* _BRIEF_
In the records below, find each line with "that" and copy it.

═════ DATA SECTION ═════

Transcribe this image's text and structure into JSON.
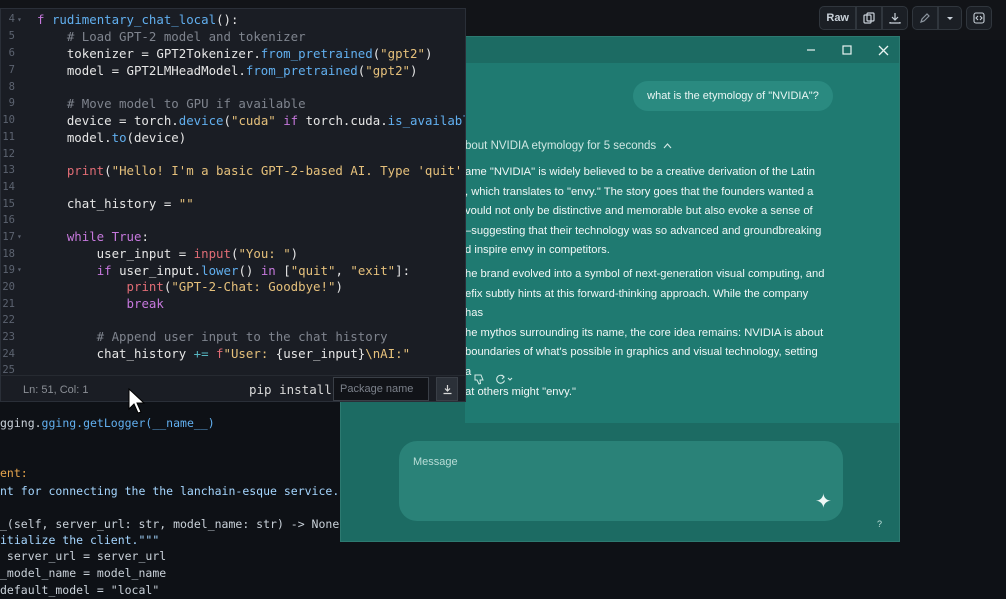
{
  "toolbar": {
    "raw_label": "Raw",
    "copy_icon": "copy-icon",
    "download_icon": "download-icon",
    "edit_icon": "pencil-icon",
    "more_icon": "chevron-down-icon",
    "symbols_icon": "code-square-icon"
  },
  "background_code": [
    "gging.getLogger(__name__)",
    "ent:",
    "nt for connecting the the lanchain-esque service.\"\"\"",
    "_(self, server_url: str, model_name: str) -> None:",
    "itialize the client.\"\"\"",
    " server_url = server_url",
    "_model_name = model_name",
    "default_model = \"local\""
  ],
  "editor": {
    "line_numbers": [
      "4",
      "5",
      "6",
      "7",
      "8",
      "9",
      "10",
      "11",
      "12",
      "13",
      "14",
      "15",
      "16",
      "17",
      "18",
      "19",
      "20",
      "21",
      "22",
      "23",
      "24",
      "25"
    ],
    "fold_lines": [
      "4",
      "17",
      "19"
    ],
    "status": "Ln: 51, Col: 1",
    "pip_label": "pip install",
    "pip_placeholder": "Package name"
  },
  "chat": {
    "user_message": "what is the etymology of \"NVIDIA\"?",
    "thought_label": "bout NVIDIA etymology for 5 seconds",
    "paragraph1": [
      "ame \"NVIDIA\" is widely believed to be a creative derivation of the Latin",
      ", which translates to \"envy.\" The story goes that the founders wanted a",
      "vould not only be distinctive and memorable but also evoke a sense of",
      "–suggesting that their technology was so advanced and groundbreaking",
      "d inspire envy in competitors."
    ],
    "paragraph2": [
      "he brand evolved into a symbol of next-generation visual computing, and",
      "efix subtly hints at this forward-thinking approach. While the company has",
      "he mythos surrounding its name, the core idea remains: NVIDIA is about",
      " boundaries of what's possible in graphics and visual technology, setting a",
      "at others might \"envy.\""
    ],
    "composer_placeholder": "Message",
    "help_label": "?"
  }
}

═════

* _FINAL ANSWER_
      ", which translates to \"envy.\" The story goes that the founders wanted a",
      "–suggesting that their technology was so advanced and groundbreaking",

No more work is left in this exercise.